Update: CREW has received records from the U.S. Department of Labor that are responsive to this request. Click here to read the records.
Under the Freedom Of Information Act, CREW requests:
- Copies of all prepared remarks used by Secretary Alexander Acosta at the National Mining Association meeting at the Trump International Hotel – Washington, D.C. on October 3, 2017
- Copies of all documents received by Secretary Acosta and/or his staff during the October 3, 2017 National Mining Association meeting at the Trump International Hotel – Washington, D.C.
- Copies of all documents describing the attendees at the October 3, 2017 National Mining Association meeting at the Trump International Hotel – Washington, D.C., the agenda of the meeting, and/or any planned follow up actions by DOL
- Copies of all photos and/or video from the October 3, 2017 National Mining Association meeting at the Trump International Hotel – Washington, D.C.; and
- Copies of all records documenting payments made by DOL to the Trump International Hotel – Washington, D.C., in relation to Secretary Acosta’s October 3, 2017 address to the National Mining Association at the Trump hotel as well as all records seeking reimbursement for expenses incurred at the Trump International Hotel – Washington, D.C.

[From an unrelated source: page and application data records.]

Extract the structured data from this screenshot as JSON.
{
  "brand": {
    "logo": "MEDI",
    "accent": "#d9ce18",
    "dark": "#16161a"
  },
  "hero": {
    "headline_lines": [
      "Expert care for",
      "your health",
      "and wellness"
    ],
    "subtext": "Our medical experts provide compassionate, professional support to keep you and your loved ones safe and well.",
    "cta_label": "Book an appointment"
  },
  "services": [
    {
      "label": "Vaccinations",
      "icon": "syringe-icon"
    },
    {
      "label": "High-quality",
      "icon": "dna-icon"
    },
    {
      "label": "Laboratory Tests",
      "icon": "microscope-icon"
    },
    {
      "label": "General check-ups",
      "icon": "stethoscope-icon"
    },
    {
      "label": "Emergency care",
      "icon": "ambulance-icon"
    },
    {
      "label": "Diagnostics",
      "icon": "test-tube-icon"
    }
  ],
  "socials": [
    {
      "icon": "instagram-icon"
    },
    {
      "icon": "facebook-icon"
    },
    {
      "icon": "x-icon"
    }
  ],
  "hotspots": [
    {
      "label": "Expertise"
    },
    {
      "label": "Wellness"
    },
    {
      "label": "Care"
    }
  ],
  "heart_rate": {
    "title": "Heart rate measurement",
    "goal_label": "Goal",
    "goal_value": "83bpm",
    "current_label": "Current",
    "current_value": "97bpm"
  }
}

- Copies of all communications to or from Secretary Acosta that mention or relate to his October 3, 2017 appearance at the National Mining Association meeting held at the Trump International Hotel – Washington, D.C.

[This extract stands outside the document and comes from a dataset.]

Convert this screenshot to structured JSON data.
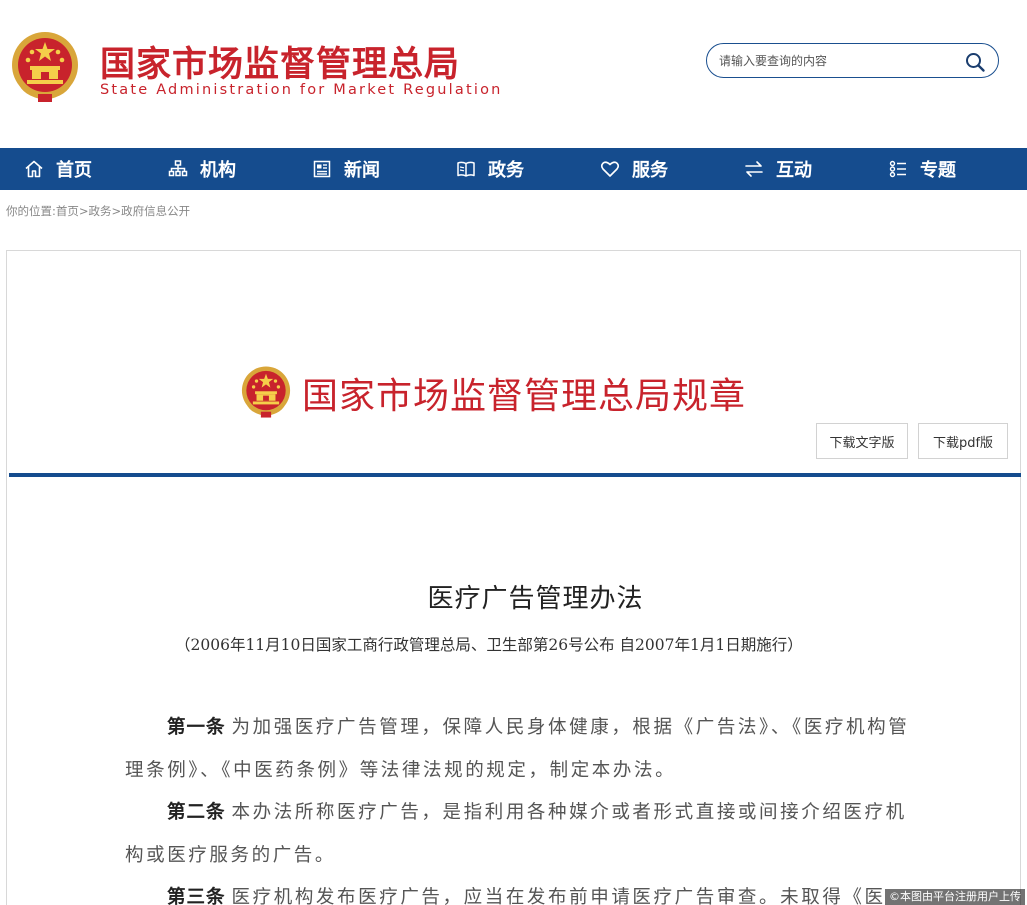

On the afternoon of October 3, 2017, Secretary Acosta spoke at a lunch with members of the National Mining Association during a meeting of the trade association’s board of directors at the Trump International Hotel – Washington, D.C., which is still majority owned by President Trump through a revocable trust.According to the Washington Post, the lunch was “sponsored by Jennmar Corp. and Royal Gold, a mining-equipment maker and precious metals company, respectively.”The National Mining Association is a trade association representing the coal and mineral industries. In 2017 so far, the National Mining Association has reported spending more than $950,000 on federal lobbying. In the past, National Mining Association lobbying has included a focus on DOL, and the trade association has shown a continued interest in DOL policy. As the Washington Post noted, “In September, for example, the Mine Safety and Health Administration, an agency in the Labor Department, proposed relaxing rules for inspections at mines for salt and other materials. At the time, NMA praised the decision as ‘a step in the right direction.’”
The requested records would shed light on what Secretary Acosta discussed with the mining executives at the National Mining Association and increase public knowledge about how DOL communicates with industry stakeholders in private about public policy. In addition, since President Trump has refused to divest from his private business interests, ethics experts and lawmakers have raised concerns about taxpayer funds being used at his private businesses, particularly in light of President Trump’s frequent trips to his for-profit properties. The requested records would shed light on whether DOL funds were used to pay for any part of Secretary Acosta’s visit to the Trump International Hotel in Washington, DC and whether any taxpayer funds ended up in the coffers of the president’s private business.